    After that was drying the coal. People don’t think of it, but lots of coal has quite a bit of water in it. This is especially useful if we want to turn brown coal into fuel, as we do here in Victoria – brown coal has heaps of water and sulphur in it.

    After grinding up and drying out the coal, all you can do to make it emit less is turn it into a gas. What you do is to heat the coal with water, you get carbon monoxide and hydrogen. You remove the impurities (the sulphur, mercury, etc), burn the carbon monoxide and hydrogen with oxygen, and get carbon dioxide and water again.

    It’s not a new process, the USA has had a couple of plants doing it for some years, and long before that people were gasifying coal so they could get useful chemicals like ammonia. See the quite good wikipedia article on coal gasification.

    While you get less carbon dioxide emissions with a coal gasification plant, you get a lot more acids, ammonia, mercury and so on. That’s the disadvantage to the thorough burning of the carbon in the coal – not only do you bring out each carbon atom, but lots of others, too.

    And in the end, the efficiency of burning coal doesn’t matter. What matters is the total amount of carbon dioxide we put into the atmosphere. Whether the 1,000 tonnes of CO2 generated 1,000,000 kWh, 200,000kWh, 150,000,000kWh or however many doesn’t really matter – it’s 1,000 tonnes of CO2.

    Projects to capture and bury the carbon dioxide continue at the Western world’s most polluting power plant, Hazelwood. US$1,000/t to deal with the CO2 seems a bit pricey. Even solar panels are cheaper than that, in terms of CO2 emissions avoided. And they’re only managing 25 tonnes a day, not terribly impressive. Someone could probably plug a hole in a leaking steam pipe at Hazelwood and get the same emissions reductions.

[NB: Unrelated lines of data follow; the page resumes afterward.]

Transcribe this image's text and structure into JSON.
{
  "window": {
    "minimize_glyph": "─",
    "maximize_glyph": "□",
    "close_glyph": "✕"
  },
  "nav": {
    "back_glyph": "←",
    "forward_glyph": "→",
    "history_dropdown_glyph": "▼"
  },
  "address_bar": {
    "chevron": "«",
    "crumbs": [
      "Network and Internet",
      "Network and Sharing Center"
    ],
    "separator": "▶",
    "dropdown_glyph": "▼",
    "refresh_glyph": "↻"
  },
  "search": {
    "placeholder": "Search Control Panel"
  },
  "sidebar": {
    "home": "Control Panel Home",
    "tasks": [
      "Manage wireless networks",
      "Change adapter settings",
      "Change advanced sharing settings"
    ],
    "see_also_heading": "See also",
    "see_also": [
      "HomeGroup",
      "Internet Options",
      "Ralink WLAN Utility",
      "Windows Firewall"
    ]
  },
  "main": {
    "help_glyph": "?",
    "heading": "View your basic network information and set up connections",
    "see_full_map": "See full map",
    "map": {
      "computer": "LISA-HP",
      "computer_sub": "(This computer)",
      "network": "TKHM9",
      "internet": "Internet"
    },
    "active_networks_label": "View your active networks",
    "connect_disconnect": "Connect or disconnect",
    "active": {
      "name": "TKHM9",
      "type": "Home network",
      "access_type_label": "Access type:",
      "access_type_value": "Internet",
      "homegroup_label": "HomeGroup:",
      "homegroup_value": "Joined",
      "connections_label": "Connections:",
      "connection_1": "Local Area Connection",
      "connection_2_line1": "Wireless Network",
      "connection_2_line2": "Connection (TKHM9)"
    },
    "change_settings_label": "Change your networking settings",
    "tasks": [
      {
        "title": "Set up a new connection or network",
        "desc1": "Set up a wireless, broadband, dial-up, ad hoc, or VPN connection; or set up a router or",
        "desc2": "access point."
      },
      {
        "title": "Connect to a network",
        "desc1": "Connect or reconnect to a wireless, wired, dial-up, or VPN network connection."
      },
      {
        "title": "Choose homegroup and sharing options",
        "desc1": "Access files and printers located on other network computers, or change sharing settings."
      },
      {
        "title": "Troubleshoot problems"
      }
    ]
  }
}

    In the end, we are going to have to accept the fact that one day we’ll have to get along without burning stuff.